### Source records:
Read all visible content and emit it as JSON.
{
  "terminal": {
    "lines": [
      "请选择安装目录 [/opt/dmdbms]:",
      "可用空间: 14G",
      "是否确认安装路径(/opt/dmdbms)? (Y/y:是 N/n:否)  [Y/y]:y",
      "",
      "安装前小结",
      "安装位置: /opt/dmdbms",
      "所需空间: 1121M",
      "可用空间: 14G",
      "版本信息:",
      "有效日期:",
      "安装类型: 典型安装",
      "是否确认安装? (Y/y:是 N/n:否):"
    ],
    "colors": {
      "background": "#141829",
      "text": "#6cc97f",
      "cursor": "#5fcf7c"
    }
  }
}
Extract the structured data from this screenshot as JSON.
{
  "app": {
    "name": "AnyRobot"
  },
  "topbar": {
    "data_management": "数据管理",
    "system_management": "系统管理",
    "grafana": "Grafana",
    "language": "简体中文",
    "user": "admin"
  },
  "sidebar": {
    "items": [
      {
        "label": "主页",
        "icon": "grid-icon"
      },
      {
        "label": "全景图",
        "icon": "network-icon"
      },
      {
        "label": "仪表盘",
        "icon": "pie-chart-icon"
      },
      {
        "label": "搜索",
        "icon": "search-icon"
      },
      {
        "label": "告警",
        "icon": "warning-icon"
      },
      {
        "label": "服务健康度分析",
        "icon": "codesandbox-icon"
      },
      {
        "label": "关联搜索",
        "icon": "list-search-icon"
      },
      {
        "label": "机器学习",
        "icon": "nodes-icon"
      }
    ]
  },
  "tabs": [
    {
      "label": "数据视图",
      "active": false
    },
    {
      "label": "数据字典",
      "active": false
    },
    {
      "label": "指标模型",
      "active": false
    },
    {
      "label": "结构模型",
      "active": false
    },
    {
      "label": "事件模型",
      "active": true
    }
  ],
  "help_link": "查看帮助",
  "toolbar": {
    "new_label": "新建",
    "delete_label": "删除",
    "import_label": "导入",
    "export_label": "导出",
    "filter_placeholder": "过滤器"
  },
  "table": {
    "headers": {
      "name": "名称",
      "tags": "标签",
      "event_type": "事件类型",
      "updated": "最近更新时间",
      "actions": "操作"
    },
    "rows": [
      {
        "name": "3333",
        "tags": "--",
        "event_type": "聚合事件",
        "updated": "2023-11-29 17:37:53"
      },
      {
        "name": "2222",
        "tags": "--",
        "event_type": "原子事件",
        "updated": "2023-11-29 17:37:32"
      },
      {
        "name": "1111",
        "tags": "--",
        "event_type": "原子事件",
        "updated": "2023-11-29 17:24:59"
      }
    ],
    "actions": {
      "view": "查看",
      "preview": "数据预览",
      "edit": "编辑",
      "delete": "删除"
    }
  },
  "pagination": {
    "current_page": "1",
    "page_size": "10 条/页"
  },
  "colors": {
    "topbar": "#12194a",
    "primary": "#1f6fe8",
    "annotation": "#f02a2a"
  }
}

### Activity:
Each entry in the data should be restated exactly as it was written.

### Task output:
Read all visible content and emit it as JSON.
{
  "terminal": {
    "lines": [
      "请选择安装目录 [/opt/dmdbms]:",
      "可用空间: 14G",
      "是否确认安装路径(/opt/dmdbms)? (Y/y:是 N/n:否)  [Y/y]:y",
      "",
      "安装前小结",
      "安装位置: /opt/dmdbms",
      "所需空间: 1121M",
      "可用空间: 14G",
      "版本信息:",
      "有效日期:",
      "安装类型: 典型安装",
      "是否确认安装? (Y/y:是 N/n:否):"
    ],
    "colors": {
      "background": "#141829",
      "text": "#6cc97f",
      "cursor": "#5fcf7c"
    }
  }
}
Extract the structured data from this screenshot as JSON.
{
  "app": {
    "name": "AnyRobot"
  },
  "topbar": {
    "data_management": "数据管理",
    "system_management": "系统管理",
    "grafana": "Grafana",
    "language": "简体中文",
    "user": "admin"
  },
  "sidebar": {
    "items": [
      {
        "label": "主页",
        "icon": "grid-icon"
      },
      {
        "label": "全景图",
        "icon": "network-icon"
      },
      {
        "label": "仪表盘",
        "icon": "pie-chart-icon"
      },
      {
        "label": "搜索",
        "icon": "search-icon"
      },
      {
        "label": "告警",
        "icon": "warning-icon"
      },
      {
        "label": "服务健康度分析",
        "icon": "codesandbox-icon"
      },
      {
        "label": "关联搜索",
        "icon": "list-search-icon"
      },
      {
        "label": "机器学习",
        "icon": "nodes-icon"
      }
    ]
  },
  "tabs": [
    {
      "label": "数据视图",
      "active": false
    },
    {
      "label": "数据字典",
      "active": false
    },
    {
      "label": "指标模型",
      "active": false
    },
    {
      "label": "结构模型",
      "active": false
    },
    {
      "label": "事件模型",
      "active": true
    }
  ],
  "help_link": "查看帮助",
  "toolbar": {
    "new_label": "新建",
    "delete_label": "删除",
    "import_label": "导入",
    "export_label": "导出",
    "filter_placeholder": "过滤器"
  },
  "table": {
    "headers": {
      "name": "名称",
      "tags": "标签",
      "event_type": "事件类型",
      "updated": "最近更新时间",
      "actions": "操作"
    },
    "rows": [
      {
        "name": "3333",
        "tags": "--",
        "event_type": "聚合事件",
        "updated": "2023-11-29 17:37:53"
      },
      {
        "name": "2222",
        "tags": "--",
        "event_type": "原子事件",
        "updated": "2023-11-29 17:37:32"
      },
      {
        "name": "1111",
        "tags": "--",
        "event_type": "原子事件",
        "updated": "2023-11-29 17:24:59"
      }
    ],
    "actions": {
      "view": "查看",
      "preview": "数据预览",
      "edit": "编辑",
      "delete": "删除"
    }
  },
  "pagination": {
    "current_page": "1",
    "page_size": "10 条/页"
  },
  "colors": {
    "topbar": "#12194a",
    "primary": "#1f6fe8",
    "annotation": "#f02a2a"
  }
}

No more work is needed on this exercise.